### Provided data
------------

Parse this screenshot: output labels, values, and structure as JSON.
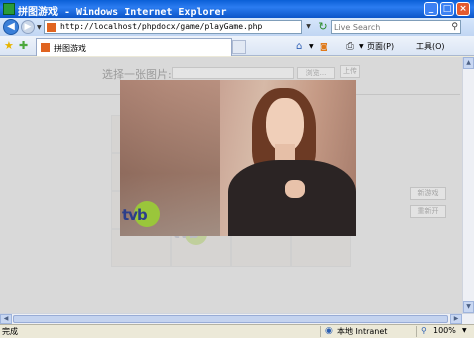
{
  "window": {
    "title": "拼图游戏 - Windows Internet Explorer"
  },
  "toolbar": {
    "back": "◀",
    "forward": "▶",
    "address": "http://localhost/phpdocx/game/playGame.php",
    "search_placeholder": "Live Search",
    "search_icon": "search-icon"
  },
  "tab": {
    "label": "拼图游戏"
  },
  "commands": {
    "page": "页面(P)",
    "tools": "工具(O)"
  },
  "page": {
    "upload_label": "选择一张图片:",
    "browse_button": "浏览...",
    "upload_button": "上传",
    "new_game_button": "新游戏",
    "reset_button": "重新开"
  },
  "photo": {
    "logo_text": "tvb",
    "ghost_logo_text": "tvb"
  },
  "status": {
    "text": "完成",
    "zone": "本地 Intranet",
    "zoom": "100%"
  },
  "colors": {
    "titlebar": "#0a5fd6",
    "logo_green": "#9ac63b",
    "logo_blue": "#2c3e8a"
  }
}
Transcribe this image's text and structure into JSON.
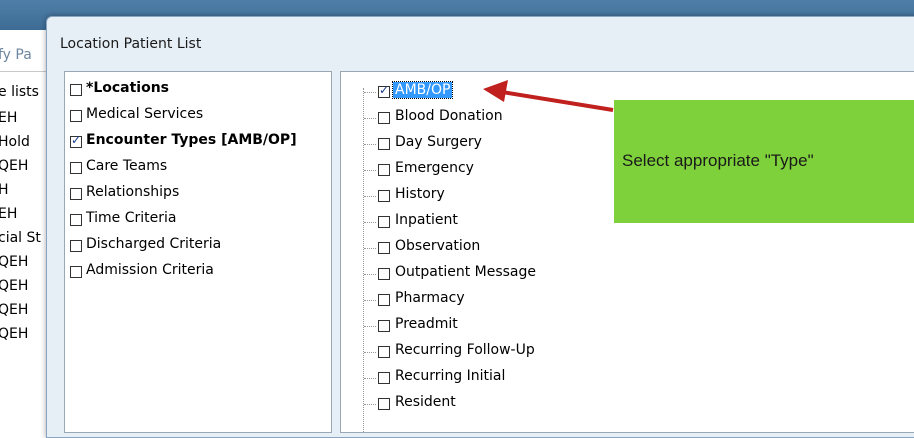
{
  "background": {
    "partial_text": "fy Pa",
    "list_header": "e lists",
    "items": [
      "EH",
      "Hold",
      "QEH",
      "H",
      "EH",
      "cial St",
      "QEH",
      "QEH",
      "QEH",
      "QEH"
    ]
  },
  "dialog": {
    "title": "Location Patient List"
  },
  "left_panel": {
    "items": [
      {
        "label": "*Locations",
        "checked": false,
        "bold": true
      },
      {
        "label": "Medical Services",
        "checked": false,
        "bold": false
      },
      {
        "label": "Encounter Types [AMB/OP]",
        "checked": true,
        "bold": true
      },
      {
        "label": "Care Teams",
        "checked": false,
        "bold": false
      },
      {
        "label": "Relationships",
        "checked": false,
        "bold": false
      },
      {
        "label": "Time Criteria",
        "checked": false,
        "bold": false
      },
      {
        "label": "Discharged Criteria",
        "checked": false,
        "bold": false
      },
      {
        "label": "Admission Criteria",
        "checked": false,
        "bold": false
      }
    ]
  },
  "right_panel": {
    "items": [
      {
        "label": "AMB/OP",
        "checked": true,
        "selected": true
      },
      {
        "label": "Blood Donation",
        "checked": false
      },
      {
        "label": "Day Surgery",
        "checked": false
      },
      {
        "label": "Emergency",
        "checked": false
      },
      {
        "label": "History",
        "checked": false
      },
      {
        "label": "Inpatient",
        "checked": false
      },
      {
        "label": "Observation",
        "checked": false
      },
      {
        "label": "Outpatient Message",
        "checked": false
      },
      {
        "label": "Pharmacy",
        "checked": false
      },
      {
        "label": "Preadmit",
        "checked": false
      },
      {
        "label": "Recurring Follow-Up",
        "checked": false
      },
      {
        "label": "Recurring Initial",
        "checked": false
      },
      {
        "label": "Resident",
        "checked": false
      }
    ]
  },
  "annotation": {
    "text": "Select  appropriate \"Type\"",
    "box_color": "#7ed13b",
    "arrow_color": "#c0201e"
  }
}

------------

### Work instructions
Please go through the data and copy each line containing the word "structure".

### Solution to the problem
Parse this screenshot: output labels, values, and structure as JSON.
Transcribe this image's text and structure into JSON.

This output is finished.